Make sure your in-store customer service representatives are the perfect fit. They need to be welcoming and friendly, as well as diligent and meticulous in managing event details. We work with so many personalities and schedules in this industry, so a positive attitude and organizational skills are a must in this position. Larger spaces need larger teams, too, so this position should seek someone with leadership and management experience.
2. Get organized.
Some days, it can feel like there’s too much to do--thankfully, you have your team to lean on to pick up responsibilities and support your clients’ needs. However, collaboration is most effective when organized and communicated clearly. You may not be on-site most days, but you should be connected to your brick-and-mortar team to ensure everyone is on top of their work.
It’s smart to create weekly schedules. The schedule should include every event happening over the next week, who will be working each of them, their role, and their start time. Share it with everyone and keep an open line of communication with your store manager to ensure everything is going well.

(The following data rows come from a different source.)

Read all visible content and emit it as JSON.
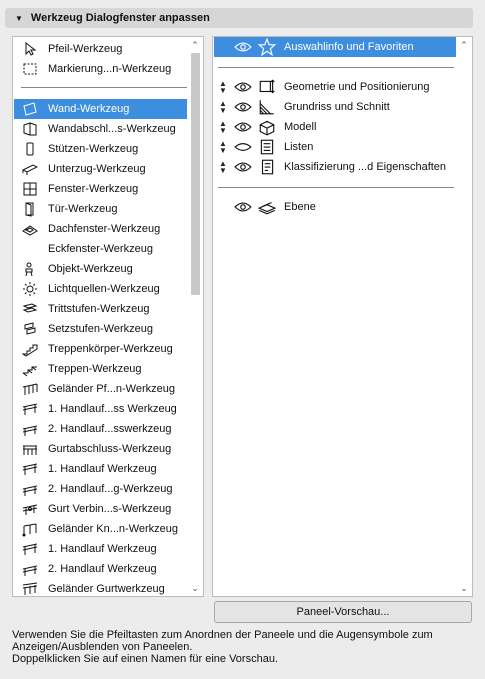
{
  "header": {
    "title": "Werkzeug Dialogfenster anpassen"
  },
  "left_list": {
    "items": [
      {
        "label": "Pfeil-Werkzeug",
        "icon": "arrow-icon"
      },
      {
        "label": "Markierung...n-Werkzeug",
        "icon": "marquee-icon"
      },
      {
        "label": "Wand-Werkzeug",
        "icon": "wall-icon",
        "selected": true
      },
      {
        "label": "Wandabschl...s-Werkzeug",
        "icon": "wall-end-icon"
      },
      {
        "label": "Stützen-Werkzeug",
        "icon": "column-icon"
      },
      {
        "label": "Unterzug-Werkzeug",
        "icon": "beam-icon"
      },
      {
        "label": "Fenster-Werkzeug",
        "icon": "window-icon"
      },
      {
        "label": "Tür-Werkzeug",
        "icon": "door-icon"
      },
      {
        "label": "Dachfenster-Werkzeug",
        "icon": "skylight-icon"
      },
      {
        "label": "Eckfenster-Werkzeug",
        "icon": "none"
      },
      {
        "label": "Objekt-Werkzeug",
        "icon": "object-icon"
      },
      {
        "label": "Lichtquellen-Werkzeug",
        "icon": "lamp-icon"
      },
      {
        "label": "Trittstufen-Werkzeug",
        "icon": "tread-icon"
      },
      {
        "label": "Setzstufen-Werkzeug",
        "icon": "riser-icon"
      },
      {
        "label": "Treppenkörper-Werkzeug",
        "icon": "stair-structure-icon"
      },
      {
        "label": "Treppen-Werkzeug",
        "icon": "stair-icon"
      },
      {
        "label": "Geländer Pf...n-Werkzeug",
        "icon": "railing-post-icon"
      },
      {
        "label": "1. Handlauf...ss Werkzeug",
        "icon": "handrail-icon"
      },
      {
        "label": "2. Handlauf...sswerkzeug",
        "icon": "handrail2-icon"
      },
      {
        "label": "Gurtabschluss-Werkzeug",
        "icon": "toprail-end-icon"
      },
      {
        "label": "1. Handlauf Werkzeug",
        "icon": "handrail-icon"
      },
      {
        "label": "2. Handlauf...g-Werkzeug",
        "icon": "handrail2-icon"
      },
      {
        "label": "Gurt Verbin...s-Werkzeug",
        "icon": "rail-connection-icon"
      },
      {
        "label": "Geländer Kn...n-Werkzeug",
        "icon": "railing-node-icon"
      },
      {
        "label": "1. Handlauf Werkzeug",
        "icon": "handrail-icon"
      },
      {
        "label": "2. Handlauf Werkzeug",
        "icon": "handrail2-icon"
      },
      {
        "label": "Geländer Gurtwerkzeug",
        "icon": "toprail-icon"
      }
    ]
  },
  "right_list": {
    "items": [
      {
        "label": "Auswahlinfo und Favoriten",
        "icon": "star-icon",
        "selected": true,
        "arrows": false
      },
      {
        "label": "Geometrie und Positionierung",
        "icon": "geometry-icon",
        "arrows": true
      },
      {
        "label": "Grundriss und Schnitt",
        "icon": "floorplan-icon",
        "arrows": true
      },
      {
        "label": "Modell",
        "icon": "model-icon",
        "arrows": true
      },
      {
        "label": "Listen",
        "icon": "listing-icon",
        "arrows": true,
        "eye_closed": true
      },
      {
        "label": "Klassifizierung ...d Eigenschaften",
        "icon": "classification-icon",
        "arrows": true
      },
      {
        "label": "Ebene",
        "icon": "layer-icon",
        "arrows": false
      }
    ]
  },
  "buttons": {
    "preview": "Paneel-Vorschau..."
  },
  "hint": {
    "line1": "Verwenden Sie die Pfeiltasten zum Anordnen der Paneele und die Augensymbole zum",
    "line2": "Anzeigen/Ausblenden von Paneelen.",
    "line3": "Doppelklicken Sie auf einen Namen für eine Vorschau."
  },
  "colors": {
    "selection": "#3e8ee0",
    "background": "#ececec",
    "header": "#d6d6d6"
  }
}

3. Set realistic hours.
Virtual businesses can sometimes feel like they’re always “open,” but with a storefront, you have control over the hours that the doors remain open to the public. We close our brick-and-mortar at 5:00 p.m. to allow us the time to handle large-scale production. Understanding that weekends are reserved for events, we are only open Monday through Friday and by appointment only on Saturday.
That's not to say we aren't hard at work in the building; it just means that we've locked the doors and are focusing on productions in an uninterrupted capacity. Your "open" hours act as boundaries, so it's essential to be realistic and set hours that make sense for your clients but also your team. Communicate your working hours openly through signage and on your website and social media as a way to set expectations with new and existing clients.
4. Invest in your storefront.
It's easy to create a visual aesthetic on social media that speaks for your brand, but your storefront must maintain the integrity of your online presence. A brick-and-mortar makes an immediate statement; it says, "I'm here to stay," and you need to back that up with a comfortable and welcoming environment that adds quality to your client experience.
That’s why you must invest in yourself, your team and your infrastructure. Consider educational opportunities for employees to improve their skills, sit in on a webinar or workshop yourself, and work on upgrades in the building to ensure clients are kept satisfied. If parking has been an ongoing issue, take it to the local government and see how you can improve the situation. You do plan to be there for a long time, so every effort is worth the investment.
When it comes down to it, an amazing team is your key to success--as long as you know your storefront is in good hands, you shouldn’t worry. Believe in your team and believe in yourself. A brick-and-mortar shop can be highly sustainable for a business, both in the manner of attracting clients and increasing the bottom line.
Oleta Collins is the owner of Flourishing Art Design Studio, a premier florist and design studio in Bakersfield, Calif., that specializes in luxury weddings and events. She is also a Certified Floral Designer and an accredited member of the American Institute of Floral Designers.